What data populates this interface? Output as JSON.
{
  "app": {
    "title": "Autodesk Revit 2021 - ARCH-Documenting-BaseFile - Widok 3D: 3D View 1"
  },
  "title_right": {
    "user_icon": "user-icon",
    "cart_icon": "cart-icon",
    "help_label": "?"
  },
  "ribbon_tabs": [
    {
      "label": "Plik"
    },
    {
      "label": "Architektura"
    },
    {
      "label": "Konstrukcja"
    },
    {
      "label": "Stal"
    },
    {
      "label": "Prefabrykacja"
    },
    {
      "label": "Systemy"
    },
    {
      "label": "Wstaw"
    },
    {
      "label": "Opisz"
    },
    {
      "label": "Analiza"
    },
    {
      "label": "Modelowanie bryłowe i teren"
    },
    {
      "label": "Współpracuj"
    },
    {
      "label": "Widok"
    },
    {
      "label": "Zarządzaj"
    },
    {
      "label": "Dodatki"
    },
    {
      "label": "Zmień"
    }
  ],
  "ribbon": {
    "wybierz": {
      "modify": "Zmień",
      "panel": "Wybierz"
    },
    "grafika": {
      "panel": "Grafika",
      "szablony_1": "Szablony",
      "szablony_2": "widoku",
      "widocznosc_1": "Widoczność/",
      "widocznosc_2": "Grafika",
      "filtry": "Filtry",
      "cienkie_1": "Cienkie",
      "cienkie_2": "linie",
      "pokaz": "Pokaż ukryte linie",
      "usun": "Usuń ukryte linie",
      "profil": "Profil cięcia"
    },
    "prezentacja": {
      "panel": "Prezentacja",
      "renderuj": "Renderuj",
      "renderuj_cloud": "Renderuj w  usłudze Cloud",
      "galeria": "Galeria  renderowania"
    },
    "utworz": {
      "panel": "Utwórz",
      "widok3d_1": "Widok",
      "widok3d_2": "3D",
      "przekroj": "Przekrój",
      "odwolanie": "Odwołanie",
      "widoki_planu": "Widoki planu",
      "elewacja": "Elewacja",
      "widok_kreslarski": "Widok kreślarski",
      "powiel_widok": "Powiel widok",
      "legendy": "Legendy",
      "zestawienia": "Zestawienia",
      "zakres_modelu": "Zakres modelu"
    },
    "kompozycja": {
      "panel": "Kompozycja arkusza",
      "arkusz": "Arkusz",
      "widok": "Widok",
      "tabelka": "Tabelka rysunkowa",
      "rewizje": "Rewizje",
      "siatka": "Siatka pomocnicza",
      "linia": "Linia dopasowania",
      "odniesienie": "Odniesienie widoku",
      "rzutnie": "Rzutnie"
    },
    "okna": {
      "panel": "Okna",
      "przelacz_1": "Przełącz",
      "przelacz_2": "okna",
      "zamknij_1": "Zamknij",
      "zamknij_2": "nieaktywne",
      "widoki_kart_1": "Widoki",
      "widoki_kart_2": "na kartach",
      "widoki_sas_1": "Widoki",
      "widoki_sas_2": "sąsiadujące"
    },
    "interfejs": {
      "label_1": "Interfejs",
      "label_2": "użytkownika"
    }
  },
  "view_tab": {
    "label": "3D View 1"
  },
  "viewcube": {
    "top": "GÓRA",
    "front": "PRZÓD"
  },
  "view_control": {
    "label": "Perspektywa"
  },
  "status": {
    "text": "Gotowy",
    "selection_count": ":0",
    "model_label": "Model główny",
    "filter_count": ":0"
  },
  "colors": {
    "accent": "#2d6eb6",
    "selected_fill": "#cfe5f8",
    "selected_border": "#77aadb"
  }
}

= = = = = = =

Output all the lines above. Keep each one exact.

What data populates this interface? Output as JSON.
{
  "app": {
    "title": "Autodesk Revit 2021 - ARCH-Documenting-BaseFile - Widok 3D: 3D View 1"
  },
  "title_right": {
    "user_icon": "user-icon",
    "cart_icon": "cart-icon",
    "help_label": "?"
  },
  "ribbon_tabs": [
    {
      "label": "Plik"
    },
    {
      "label": "Architektura"
    },
    {
      "label": "Konstrukcja"
    },
    {
      "label": "Stal"
    },
    {
      "label": "Prefabrykacja"
    },
    {
      "label": "Systemy"
    },
    {
      "label": "Wstaw"
    },
    {
      "label": "Opisz"
    },
    {
      "label": "Analiza"
    },
    {
      "label": "Modelowanie bryłowe i teren"
    },
    {
      "label": "Współpracuj"
    },
    {
      "label": "Widok"
    },
    {
      "label": "Zarządzaj"
    },
    {
      "label": "Dodatki"
    },
    {
      "label": "Zmień"
    }
  ],
  "ribbon": {
    "wybierz": {
      "modify": "Zmień",
      "panel": "Wybierz"
    },
    "grafika": {
      "panel": "Grafika",
      "szablony_1": "Szablony",
      "szablony_2": "widoku",
      "widocznosc_1": "Widoczność/",
      "widocznosc_2": "Grafika",
      "filtry": "Filtry",
      "cienkie_1": "Cienkie",
      "cienkie_2": "linie",
      "pokaz": "Pokaż ukryte linie",
      "usun": "Usuń ukryte linie",
      "profil": "Profil cięcia"
    },
    "prezentacja": {
      "panel": "Prezentacja",
      "renderuj": "Renderuj",
      "renderuj_cloud": "Renderuj w  usłudze Cloud",
      "galeria": "Galeria  renderowania"
    },
    "utworz": {
      "panel": "Utwórz",
      "widok3d_1": "Widok",
      "widok3d_2": "3D",
      "przekroj": "Przekrój",
      "odwolanie": "Odwołanie",
      "widoki_planu": "Widoki planu",
      "elewacja": "Elewacja",
      "widok_kreslarski": "Widok kreślarski",
      "powiel_widok": "Powiel widok",
      "legendy": "Legendy",
      "zestawienia": "Zestawienia",
      "zakres_modelu": "Zakres modelu"
    },
    "kompozycja": {
      "panel": "Kompozycja arkusza",
      "arkusz": "Arkusz",
      "widok": "Widok",
      "tabelka": "Tabelka rysunkowa",
      "rewizje": "Rewizje",
      "siatka": "Siatka pomocnicza",
      "linia": "Linia dopasowania",
      "odniesienie": "Odniesienie widoku",
      "rzutnie": "Rzutnie"
    },
    "okna": {
      "panel": "Okna",
      "przelacz_1": "Przełącz",
      "przelacz_2": "okna",
      "zamknij_1": "Zamknij",
      "zamknij_2": "nieaktywne",
      "widoki_kart_1": "Widoki",
      "widoki_kart_2": "na kartach",
      "widoki_sas_1": "Widoki",
      "widoki_sas_2": "sąsiadujące"
    },
    "interfejs": {
      "label_1": "Interfejs",
      "label_2": "użytkownika"
    }
  },
  "view_tab": {
    "label": "3D View 1"
  },
  "viewcube": {
    "top": "GÓRA",
    "front": "PRZÓD"
  },
  "view_control": {
    "label": "Perspektywa"
  },
  "status": {
    "text": "Gotowy",
    "selection_count": ":0",
    "model_label": "Model główny",
    "filter_count": ":0"
  },
  "colors": {
    "accent": "#2d6eb6",
    "selected_fill": "#cfe5f8",
    "selected_border": "#77aadb"
  }
}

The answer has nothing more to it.